And I remember running in and seeing that album cover with those four headshots. It was like the silent gods of Olympus. Your future was just sort of staring you in the face. I remember thinking, "That's too cool. I'm never gonna get there, man, never." And then in some fanzine I came across a picture of the Beatles in Hamburg. And they had on the leather jackets and the slick–backed pompadours, they had acned faces. I said, hey, "Wait a minute, those are the guys I grew up with, only they were Liverpool wharf rats."
So minus their Nehru jackets and the haircuts – so these guys, they're kids. They're a lot cooler than me, but they're still kids. There must be a way to get there from here.  "
 
During the " The Late Show with Stephen Colbert " (at: 07:00)
 

Lyrics

Ah, look at all the lonely people
Ah, look at all the lonely people

Eleanor Rigby, picks up the rice
In the church where a wedding has been
Lives in a dream
Waits at the window, wearing the face
That she keeps in a jar by the door
Who is it for

All the lonely people
Where do they all come from?
All the lonely people
Where do they all belong?
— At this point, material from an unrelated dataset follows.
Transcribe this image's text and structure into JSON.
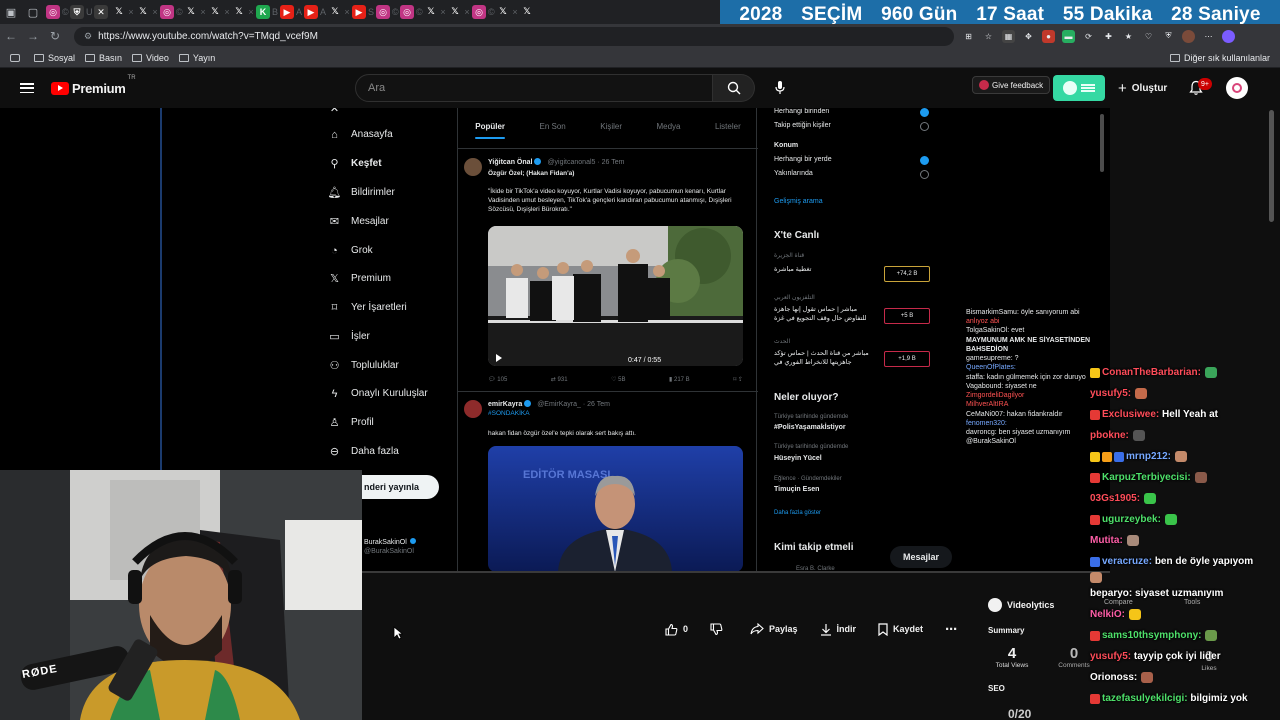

Father McKenzie, writing the words
Of a sermon that no one will hear
No one comes near
Look at him working, darning his socks
In the night when there's nobody there
What does he care

All the lonely people
Where do they all come from?
All the lonely people
Where do they all belong?

Ah, look at all the lonely people
Ah, look at all the lonely people

Eleanor Rigby, died in the church
And was buried along with her name
Nobody came
Father McKenzie, wiping the dirt
From his hands as he walks from the grave
No one was saved

All the lonely people
Where do they all come from?
All the lonely people
Where do they all belong?